The "Witch's Grave" Is Everywhere
I followed each strange thread and discovered that the "witch's grave" appears in many local legends in the south and the midwest United States. The legend's popularity seems to be somewhere between "lover's lane" and a local street named Broadway.
Take, for example, Riverton, Kansas. Riverton is only 4 miles away from Galena—both are on Route 66. Riverton also has an old cemetery: Quaker Valley Cemetery. In it, there's a grave rumored to belong to a witch. If you go to the witch's grave at 3:33 AM, you supposedly hear disembodied voices and maybe even see an apparition.
And then there's Lawrence, Kansas. Lawrence is almost three hours north of Galena, between Topeka and Kansas City. In Lawrence, there's a place called Oak Hill Cemetery, where it is rumored that there's an unmarked witch's grave in the back of the cemetery. At night, you can see a woman in white walking around the place. Disbelief Paranormal put together an excellent 20-minute video of their night investigation of the cemetery.

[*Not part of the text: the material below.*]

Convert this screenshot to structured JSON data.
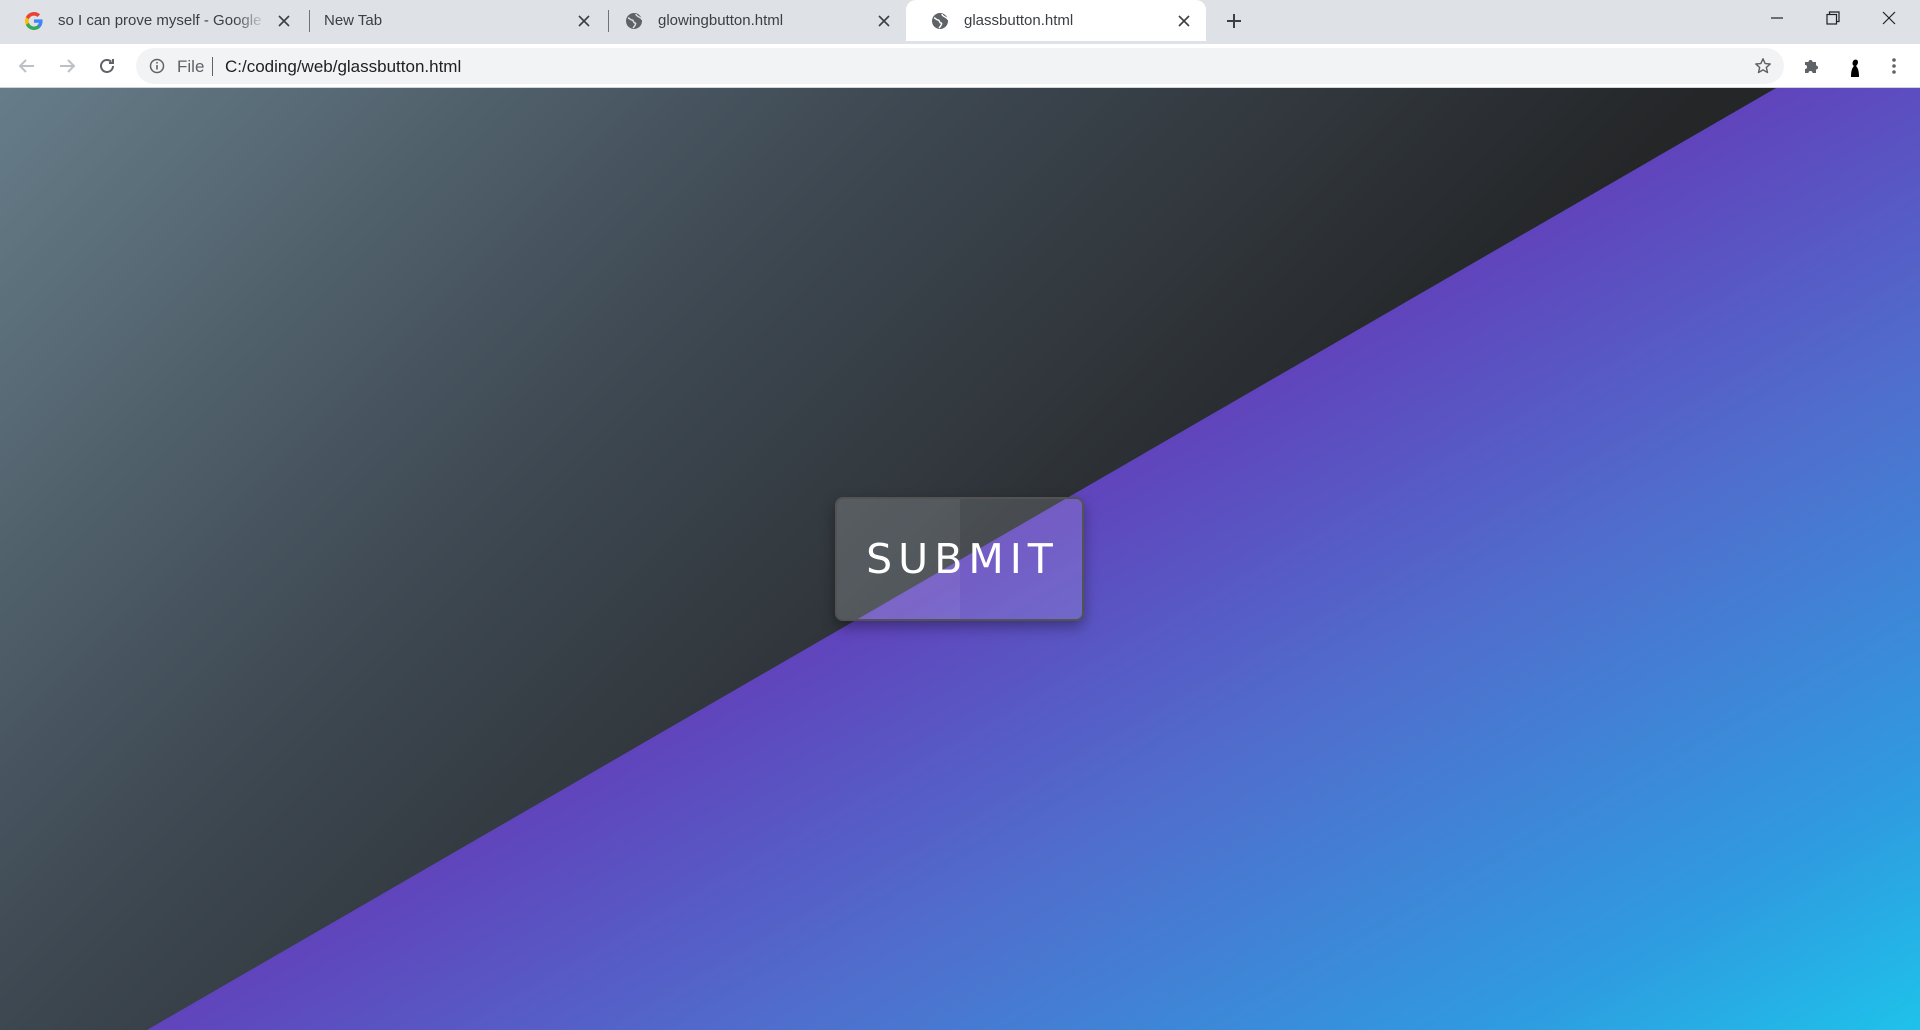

I found others, too. Most seem to have similar stories and folklore surrounding the sites. How many of those witch's graves are actual witches, though? I don't think anyone will ever know. The best we can do is collect and compile stories, and preserve the local tales and history.
But wait, it's not just Kansas. There's more:
- Witch's Grave at West Branch State Park in Ohio
- Witch's Grave at Old City Cemetery in Tallahassee, Florida
- Witch's Grave at Highland Cemetery in Marion County, West Virginia
- Witch's Grave at The Old Stone Church near Clemson, South Carolina
- Witch's Grave at Springhill Park in Barling, Arkansas
- Witch's Grave at an abandoned cemetery in Louisville, Kentucky
- Witch's Grave in Cragford, Alabama
- Witch's Grave at Hillside Cemetery in Skiatook, Oklahoma
- Witch's Grave at San Albino Cemetery in Messila, New Mexico
- Witch's Grave at Chestnut Grove Cemetery in Olmsted Falls, Ohio
- Witch's Grave at Boatyard Cemetery in Kingsport, Tennessee
- Witch's Grave at Black Oak Cemetery in Alabama
- Witch's Grave at Loon Lake Cemetery in Jackson, Minnesota
- Witch's Grave at Katy, Texas
- Witch's Grave at Aurora City Cemetery in Aurora, Nebraska
- Witch's Grave in Titusville, Pennsylvania
- Witch's Grave in Yazoo City, Mississippi
Okay, I'll stop now. There are so many I found that I didn't put here. Actually, wait, it's not just the United States (though the reports of witch's graves are heavily concentrated in the U.S.)
- Witch's Grave of Meg Shelton at Woodplumpton, Lancashire
- Witch's Grave of Molly Leigh at Burslem, Staffordshire
Seriously, how did all this get started? Why are there so many unmarked witch graves at the back of cemeteries with the same reported phenomena? Something fascinating is clearly happening here, even without visiting one of these places at 3:33 AM—that time, by the way, is rumored to be everything from the "true witching hour" to angels reminding you to grow every day. This whole thing seems like either an urban legend that spun out of control or some seriously tricky witch is playing a giant hoax on us. I can almost hear a still-alive witch cackling in the distance, amused at the sheer number of rumors.
Have you ever been to a "witch's grave?" I'd love to hear about your experience.